Jimmie C. Holland, MD
Cancer has been around for centuries, but talking about it is something relatively new. As recently as the early 1970s, cancer remained an illness cloaked behind whispers and closed doors—as Jimmie C. Holland, MD, found when she began working in oncology. While the young doctor’s goal was to help patients cope with their cancer, she discovered that was nearly impossible, since most were never even told they had the disease.
Forty years later, physicians and others who treat patients with cancer are not just encouraged, but in some cases required to speak with patients about how the disease is affecting their lives—thanks in no small measure to the efforts of the pioneering oncologic psychiatrist described as the “mother of psycho-oncology” in a 2004 interview published in the Journal of the National Cancer Institute
Holland played a vital role in the transformation by founding the nation’s first full-time psychiatric program in an oncology center at Memorial Sloan Kettering Cancer Center (MSK) in New York City in the 1970s. Now 87, she is still treating patients and conducting research at the institution, where she has held the Wayne E. Chapman Chair in Psychiatric Oncology since 1989. Along the way, she helped create the first quality-of-life questionnaires used to monitor the distress level of cancer patients, and founded two societies—still in existence—dedicated to the support of her field.
For her contributions, Holland was chosen by an advisory board of her colleagues to receive OncLive’s 2014 Giants of Cancer Care® Award in the Supportive Care category. “I’m honored,” she said, “and honored to be the first [to receive the award in the Supportive Care category], which is very nice.”
Witnessing an Evolution
It was 1997 when Holland first saw solid evidence that psychosocial medicine had become a widely recognized part of cancer care. That was when the National Comprehensive Cancer Network wrote its first treatment guidelines for distress management. More recently, two leading medical organizations asserted in their own guidelines that quality routine cancer care should include attention to patients’ psychosocial needs.
“We’ve seen an overall humanizing of medicine,” Holland said. “The humanist aspects are much more respected now. We call it patient-centered medicine. Doctors are being taught how to talk to patients, how to give bad news, how to communicate about illness, and how to better understand patients’ responses, which they were not taught for so long before that.

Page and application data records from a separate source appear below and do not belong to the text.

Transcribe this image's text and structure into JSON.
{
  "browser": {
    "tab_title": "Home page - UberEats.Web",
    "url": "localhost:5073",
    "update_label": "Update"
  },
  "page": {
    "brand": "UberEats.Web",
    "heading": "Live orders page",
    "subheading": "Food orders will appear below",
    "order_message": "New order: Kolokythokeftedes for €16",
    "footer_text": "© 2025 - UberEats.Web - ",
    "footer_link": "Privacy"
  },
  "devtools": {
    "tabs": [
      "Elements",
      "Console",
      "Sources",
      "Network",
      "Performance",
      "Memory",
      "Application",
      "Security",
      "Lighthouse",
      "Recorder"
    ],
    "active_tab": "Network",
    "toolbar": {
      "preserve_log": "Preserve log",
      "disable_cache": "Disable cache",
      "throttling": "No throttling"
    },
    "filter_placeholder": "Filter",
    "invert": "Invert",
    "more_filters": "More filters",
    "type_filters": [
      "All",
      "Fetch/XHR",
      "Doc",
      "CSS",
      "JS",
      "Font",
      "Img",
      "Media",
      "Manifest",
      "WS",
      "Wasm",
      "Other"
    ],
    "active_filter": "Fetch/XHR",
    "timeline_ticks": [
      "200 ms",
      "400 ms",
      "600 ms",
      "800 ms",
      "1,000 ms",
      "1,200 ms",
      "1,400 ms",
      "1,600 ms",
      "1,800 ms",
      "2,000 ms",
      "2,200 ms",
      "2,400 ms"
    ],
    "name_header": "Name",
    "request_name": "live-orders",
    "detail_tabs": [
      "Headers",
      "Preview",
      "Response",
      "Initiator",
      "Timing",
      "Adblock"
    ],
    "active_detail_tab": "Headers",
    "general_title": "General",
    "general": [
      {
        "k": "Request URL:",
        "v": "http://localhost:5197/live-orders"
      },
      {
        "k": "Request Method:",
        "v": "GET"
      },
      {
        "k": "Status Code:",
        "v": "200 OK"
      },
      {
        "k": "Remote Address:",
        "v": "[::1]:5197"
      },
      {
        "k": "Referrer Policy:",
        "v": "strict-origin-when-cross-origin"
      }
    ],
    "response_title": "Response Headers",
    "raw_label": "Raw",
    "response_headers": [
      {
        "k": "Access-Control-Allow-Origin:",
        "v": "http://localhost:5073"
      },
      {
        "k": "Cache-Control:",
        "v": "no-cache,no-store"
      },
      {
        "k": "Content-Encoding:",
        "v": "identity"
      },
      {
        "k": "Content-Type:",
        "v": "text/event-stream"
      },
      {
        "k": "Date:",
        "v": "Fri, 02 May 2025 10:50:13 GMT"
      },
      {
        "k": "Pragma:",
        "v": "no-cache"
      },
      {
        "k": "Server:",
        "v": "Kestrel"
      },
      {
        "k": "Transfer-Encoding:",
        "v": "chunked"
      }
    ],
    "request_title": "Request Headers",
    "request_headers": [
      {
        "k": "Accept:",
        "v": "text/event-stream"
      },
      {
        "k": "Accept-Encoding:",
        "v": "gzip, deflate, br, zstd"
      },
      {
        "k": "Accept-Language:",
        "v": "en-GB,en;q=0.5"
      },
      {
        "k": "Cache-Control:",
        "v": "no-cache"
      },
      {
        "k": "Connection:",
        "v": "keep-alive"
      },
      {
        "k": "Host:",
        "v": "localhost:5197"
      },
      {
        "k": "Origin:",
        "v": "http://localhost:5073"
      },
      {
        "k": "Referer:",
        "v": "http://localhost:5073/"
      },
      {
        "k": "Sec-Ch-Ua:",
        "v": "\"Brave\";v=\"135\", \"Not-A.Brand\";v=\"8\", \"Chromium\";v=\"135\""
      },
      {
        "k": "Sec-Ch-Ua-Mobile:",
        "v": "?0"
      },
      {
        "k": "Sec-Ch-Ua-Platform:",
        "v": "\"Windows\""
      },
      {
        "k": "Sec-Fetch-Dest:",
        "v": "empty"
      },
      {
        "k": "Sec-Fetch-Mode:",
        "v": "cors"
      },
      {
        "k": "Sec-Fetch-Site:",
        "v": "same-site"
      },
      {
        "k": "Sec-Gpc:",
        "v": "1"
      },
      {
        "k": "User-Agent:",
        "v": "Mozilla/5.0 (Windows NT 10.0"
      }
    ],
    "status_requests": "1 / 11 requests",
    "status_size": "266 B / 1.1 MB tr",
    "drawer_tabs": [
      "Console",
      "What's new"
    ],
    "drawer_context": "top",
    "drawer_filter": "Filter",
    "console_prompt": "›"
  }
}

So, it’s coming.”
It was 2007 when the Institute of Medicine, after a year of research funded through a million-dollar government grant, declared for the first time that the psychosocial domain should be integrated into routine cancer care. Holland, a fellow of the Institute, served on the panel that reviewed data from clinical trials and found that there was convincing evidence in the literature to support a range of psychotherapeutic and psychotropic drugs, but that many patients who needed them weren’t getting them. The panel released its findings in a report titled Cancer Care for the Whole Patient: Meeting Psychosocial Health Needs
“It was a big move forward,” Holland said, “because it was the first national health policy organization that had endorsed the fact that the psychosocial domain must be integrated into routine cancer care.”
After that, she said, the Commission on Cancer of the American College of Surgeons —which regularly reviews and accredits more than 1500 American cancer centers—passed a mandate stating that, by 2015, any center that wants to be accredited will need to have a program in place to identify patients experiencing distress and refer them, when appropriate, for psychosocial care. “This is big stuff,” Holland said. “We’re very pleased this is happening, because now there’s a stick, as well as a carrot, for doing this kind of work. It will make a difference.”
As a whole, Holland hopes, her work over the years has not only helped individual patients, but also banished myths that have made life more difficult for cancer patients as a group. “There’s a myth that you have to be positive to fight cancer,” she said. “I call it the tyranny of positive thinking. There’s no such thing as making cancer worse if you’re depressed. We just want patients to say when they are distressed and need help.”
Focusing on Older Cancer Patients
Holland’s efforts to spread that message haven’t slowed, despite her many years in the field. The doctor works a 12-hour day, devoting about a quarter of her time to seeing patients. Her only nod to her age is her interest in working with people of her generation.